Crowds lined the streets in Natick cheering “Go Team Ty! Go Team Ty!” My friends and their families held homemade signs of encouragement. People I didn’t know joined the chorus of cheering. They had no idea how much that meant to me. A lump formed in my throat and my eyes welled up with tears. They weren’t just encouraging me -- they were rooting for my son.
When Ty was a toddler, he benefited from the Minute Man Arc program serving kids on the spectrum. I first learned about the Doug Flutie Jr. Foundation for Autism because of a grant they had awarded the program for a sensory integration and recreational facility. I knew instantly this was an organization I wanted to support. I could see firsthand how their work was benefiting families affected by autism in my own community.
Ty is 10 years old and, while he is non-verbal, he is a larger than life personality in our home and our community. Many people who know the Whalen family have Ty to thank for making them our acquaintance. At school, in the grocery store, and around town, there is no shortage of high fives from Ty. He has the remarkable ability to inspire a smile. For a race team, this is the special bond that brings us all together.
And on Sunday, October 4th, Ty will be the inspiration for our friends and family who will rally together to participate in the Flutie 5K fundraising event. More than 1,500 people participate every year. And since 1999, the event has raised $1 million to help families with autism live life to the fullest.
When I first ran in the Flutie 5K, I had no idea it would become such an important event to our family and to those in our community. I started running as a coping mechanism and decided to turn the hobby into a way to involve my community. My friends and neighbors often asked how they could support our family. For those of us with kids on the spectrum, you know how challenging it can be to find ways to involve others. The typical parent-sharing tasks of babysitting and carpooling are not possible to hand off because of Ty’s special needs.
Through the Flutie 5K, our community could take action and rally around us. The Flutie Foundation made it easy for me to get started. I set up the Team Ty fundraising page and posted it on Facebook. And from there, the team grew.
Over the years, we have had nearly 40 people band together as Team Ty. Everyone from Ty’s past teachers, his ABA therapist, TCA Alexa and 12-year-old brother Dylan have laced up their shoes to join the race.

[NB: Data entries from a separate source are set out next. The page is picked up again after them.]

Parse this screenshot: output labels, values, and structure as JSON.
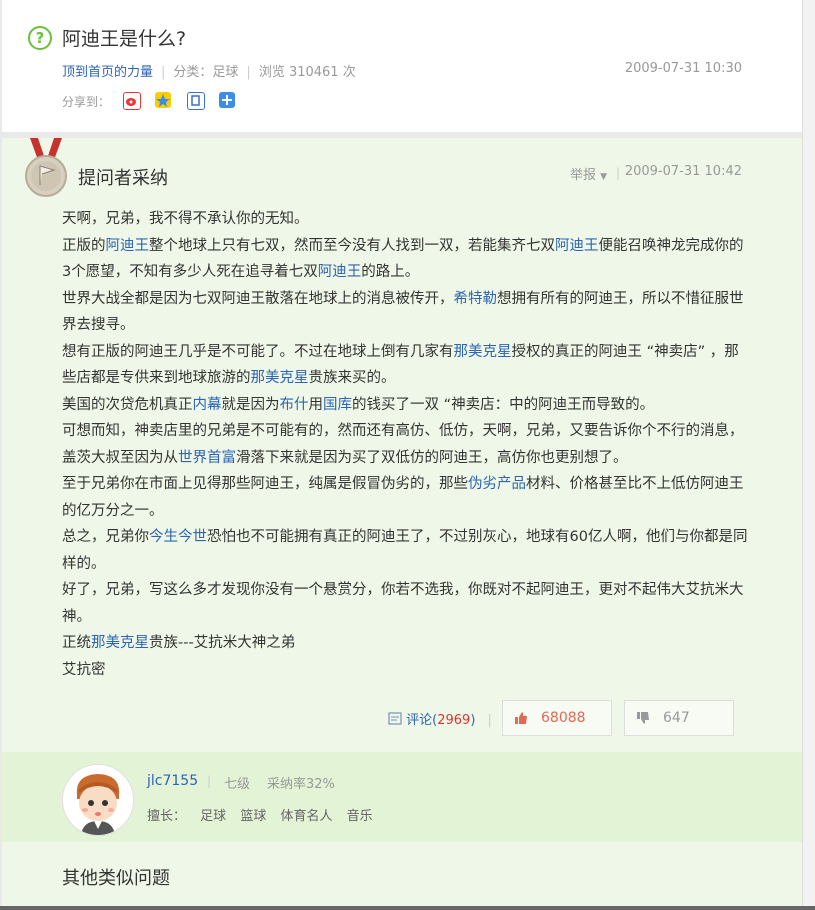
{
  "question": {
    "title": "阿迪王是什么?",
    "source_link": "顶到首页的力量",
    "category_label": "分类：足球",
    "views_label": "浏览 310461 次",
    "time": "2009-07-31 10:30",
    "share_label": "分享到："
  },
  "answer": {
    "header": "提问者采纳",
    "report_label": "举报",
    "time": "2009-07-31 10:42",
    "paragraphs": [
      [
        {
          "t": "天啊，兄弟，我不得不承认你的无知。"
        }
      ],
      [
        {
          "t": "正版的"
        },
        {
          "t": "阿迪王",
          "link": true
        },
        {
          "t": "整个地球上只有七双，然而至今没有人找到一双，若能集齐七双"
        },
        {
          "t": "阿迪王",
          "link": true
        },
        {
          "t": "便能召唤神龙完成你的3个愿望，不知有多少人死在追寻着七双"
        },
        {
          "t": "阿迪王",
          "link": true
        },
        {
          "t": "的路上。"
        }
      ],
      [
        {
          "t": "世界大战全都是因为七双阿迪王散落在地球上的消息被传开，"
        },
        {
          "t": "希特勒",
          "link": true
        },
        {
          "t": "想拥有所有的阿迪王，所以不惜征服世界去搜寻。"
        }
      ],
      [
        {
          "t": "想有正版的阿迪王几乎是不可能了。不过在地球上倒有几家有"
        },
        {
          "t": "那美克星",
          "link": true
        },
        {
          "t": "授权的真正的阿迪王 “神卖店” ，那些店都是专供来到地球旅游的"
        },
        {
          "t": "那美克星",
          "link": true
        },
        {
          "t": "贵族来买的。"
        }
      ],
      [
        {
          "t": "美国的次贷危机真正"
        },
        {
          "t": "内幕",
          "link": true
        },
        {
          "t": "就是因为"
        },
        {
          "t": "布什",
          "link": true
        },
        {
          "t": "用"
        },
        {
          "t": "国库",
          "link": true
        },
        {
          "t": "的钱买了一双 “神卖店：中的阿迪王而导致的。"
        }
      ],
      [
        {
          "t": "可想而知，神卖店里的兄弟是不可能有的，然而还有高仿、低仿，天啊，兄弟，又要告诉你个不行的消息，盖茨大叔至因为从"
        },
        {
          "t": "世界首富",
          "link": true
        },
        {
          "t": "滑落下来就是因为买了双低仿的阿迪王，高仿你也更别想了。"
        }
      ],
      [
        {
          "t": "至于兄弟你在市面上见得那些阿迪王，纯属是假冒伪劣的，那些"
        },
        {
          "t": "伪劣产品",
          "link": true
        },
        {
          "t": "材料、价格甚至比不上低仿阿迪王的亿万分之一。"
        }
      ],
      [
        {
          "t": "总之，兄弟你"
        },
        {
          "t": "今生今世",
          "link": true
        },
        {
          "t": "恐怕也不可能拥有真正的阿迪王了，不过别灰心，地球有60亿人啊，他们与你都是同样的。"
        }
      ],
      [
        {
          "t": "好了，兄弟，写这么多才发现你没有一个悬赏分，你若不选我，你既对不起阿迪王，更对不起伟大艾抗米大神。"
        }
      ],
      [
        {
          "t": "正统"
        },
        {
          "t": "那美克星",
          "link": true
        },
        {
          "t": "贵族---艾抗米大神之弟"
        }
      ],
      [
        {
          "t": "艾抗密"
        }
      ]
    ],
    "comment_label": "评论(",
    "comment_count": "2969",
    "comment_close": ")",
    "upvotes": "68088",
    "downvotes": "647"
  },
  "author": {
    "name": "jlc7155",
    "level": "七级",
    "rate": "采纳率32%",
    "skills_label": "擅长：",
    "skills": [
      "足球",
      "篮球",
      "体育名人",
      "音乐"
    ]
  },
  "similar_title": "其他类似问题",
  "colors": {
    "link": "#2d64b3",
    "accent_green": "#6cbf3a",
    "answer_bg": "#eff8e8",
    "up_red": "#e26a55"
  }
}
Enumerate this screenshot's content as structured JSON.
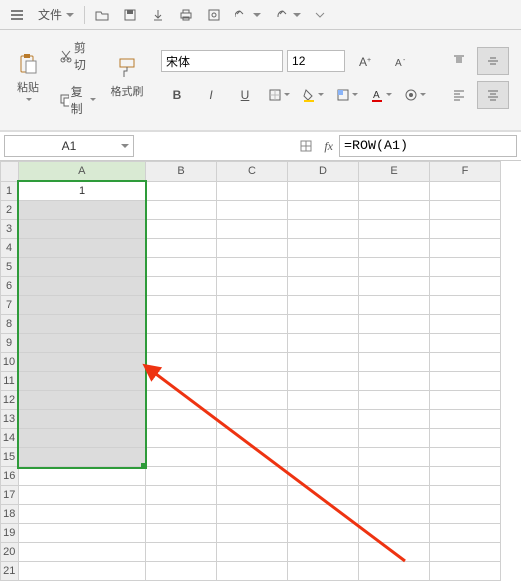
{
  "menu": {
    "file_label": "文件"
  },
  "clipboard": {
    "paste_label": "粘贴",
    "cut_label": "剪切",
    "copy_label": "复制",
    "format_painter_label": "格式刷"
  },
  "font": {
    "name": "宋体",
    "size": "12"
  },
  "namebox": {
    "ref": "A1"
  },
  "formula": {
    "fx_label": "fx",
    "value": "=ROW(A1)"
  },
  "columns": [
    "A",
    "B",
    "C",
    "D",
    "E",
    "F"
  ],
  "rows": [
    "1",
    "2",
    "3",
    "4",
    "5",
    "6",
    "7",
    "8",
    "9",
    "10",
    "11",
    "12",
    "13",
    "14",
    "15",
    "16",
    "17",
    "18",
    "19",
    "20",
    "21"
  ],
  "cells": {
    "A1": "1"
  },
  "chart_data": {
    "type": "table",
    "selection": "A1:A15",
    "active_cell": "A1",
    "formula": "=ROW(A1)",
    "computed": {
      "A1": 1
    }
  }
}
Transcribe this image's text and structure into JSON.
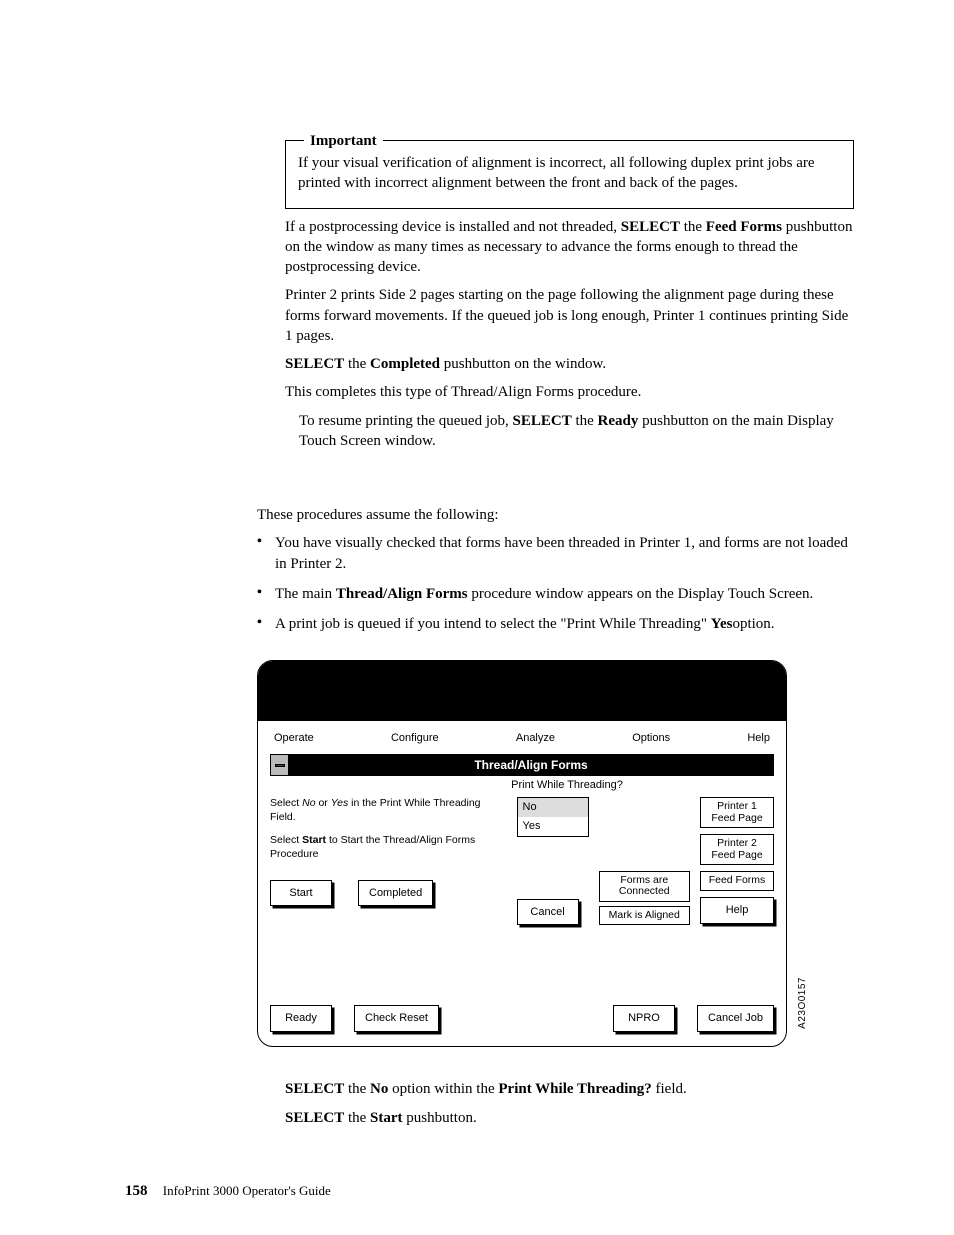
{
  "important": {
    "legend": "Important",
    "body": "If your visual verification of alignment is incorrect, all following duplex print jobs are printed with incorrect alignment between the front and back of the pages."
  },
  "p_postproc_a": "If a postprocessing device is installed and not threaded, ",
  "p_postproc_b": "SELECT",
  "p_postproc_c": " the ",
  "p_postproc_d": "Feed Forms",
  "p_postproc_e": " pushbutton on the window as many times as necessary to advance the forms enough to thread the postprocessing device.",
  "p_printer2": "Printer 2 prints Side 2 pages starting on the page following the alignment page during these forms forward movements. If the queued job is long enough, Printer 1 continues printing Side 1 pages.",
  "p_sel_comp_a": "SELECT",
  "p_sel_comp_b": " the ",
  "p_sel_comp_c": "Completed",
  "p_sel_comp_d": " pushbutton on the window.",
  "p_complete": "This completes this type of Thread/Align Forms procedure.",
  "p_resume_a": "To resume printing the queued job, ",
  "p_resume_b": "SELECT",
  "p_resume_c": " the ",
  "p_resume_d": "Ready",
  "p_resume_e": " pushbutton on the main Display Touch Screen window.",
  "assume_intro": "These procedures assume the following:",
  "bullets": {
    "b1": "You have visually checked that forms have been threaded in Printer 1, and forms are not loaded in Printer 2.",
    "b2_a": "The main ",
    "b2_b": "Thread/Align Forms",
    "b2_c": " procedure window appears on the Display Touch Screen.",
    "b3_a": "A print job is queued if you intend to select the \"Print While Threading\" ",
    "b3_b": "Yes",
    "b3_c": "option."
  },
  "screen": {
    "menu": {
      "operate": "Operate",
      "configure": "Configure",
      "analyze": "Analyze",
      "options": "Options",
      "help": "Help"
    },
    "title": "Thread/Align Forms",
    "field_legend": "Print While Threading?",
    "instr1_a": "Select ",
    "instr1_no": "No",
    "instr1_b": " or ",
    "instr1_yes": "Yes",
    "instr1_c": " in the Print While Threading Field.",
    "instr2_a": "Select ",
    "instr2_start": "Start",
    "instr2_b": " to Start the Thread/Align Forms Procedure",
    "listbox": {
      "no": "No",
      "yes": "Yes"
    },
    "status": {
      "forms": "Forms are Connected",
      "mark": "Mark is Aligned"
    },
    "right_btns": {
      "p1": "Printer 1 Feed Page",
      "p2": "Printer 2 Feed Page",
      "ff": "Feed Forms",
      "help": "Help"
    },
    "row_btns": {
      "start": "Start",
      "completed": "Completed",
      "cancel": "Cancel"
    },
    "bottom": {
      "ready": "Ready",
      "check": "Check Reset",
      "npro": "NPRO",
      "cancel": "Cancel Job"
    },
    "figref": "A23O0157"
  },
  "after1_a": "SELECT",
  "after1_b": " the ",
  "after1_c": "No",
  "after1_d": " option within the ",
  "after1_e": "Print While Threading?",
  "after1_f": " field.",
  "after2_a": "SELECT",
  "after2_b": " the ",
  "after2_c": "Start",
  "after2_d": " pushbutton.",
  "footer": {
    "page": "158",
    "book": "InfoPrint 3000 Operator's Guide"
  }
}
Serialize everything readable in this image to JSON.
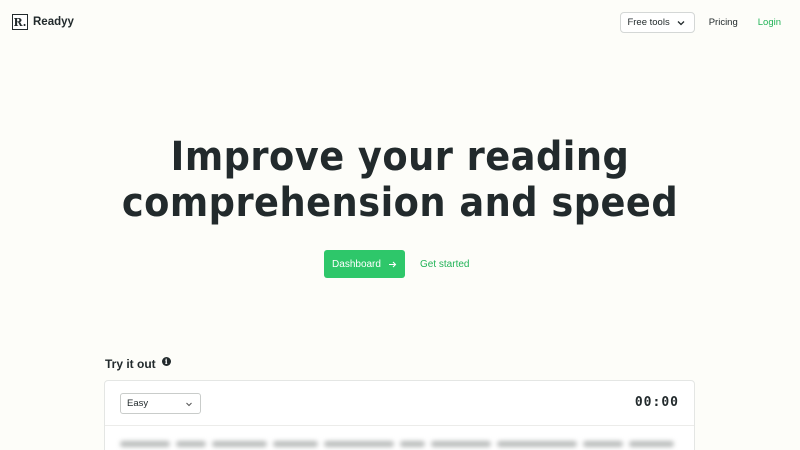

I never expected such a powerful response. It’s a reminder that people want to help out. They just need a way to do it.
I would encourage you to take a small step and join me at this year’s Eastern Bank Flutie 5K Run/Walk or even consider creating your own fundraising team. It’s easy to get started, and once you do, you’ll be surprised how it becomes an annual tradition.
To join Team Ty or to start an Eastern Bank Flutie 5K Run/Walk team, visit the Flutie 5K website. The race will start at 9 am on October 4th in Natick Massachusetts.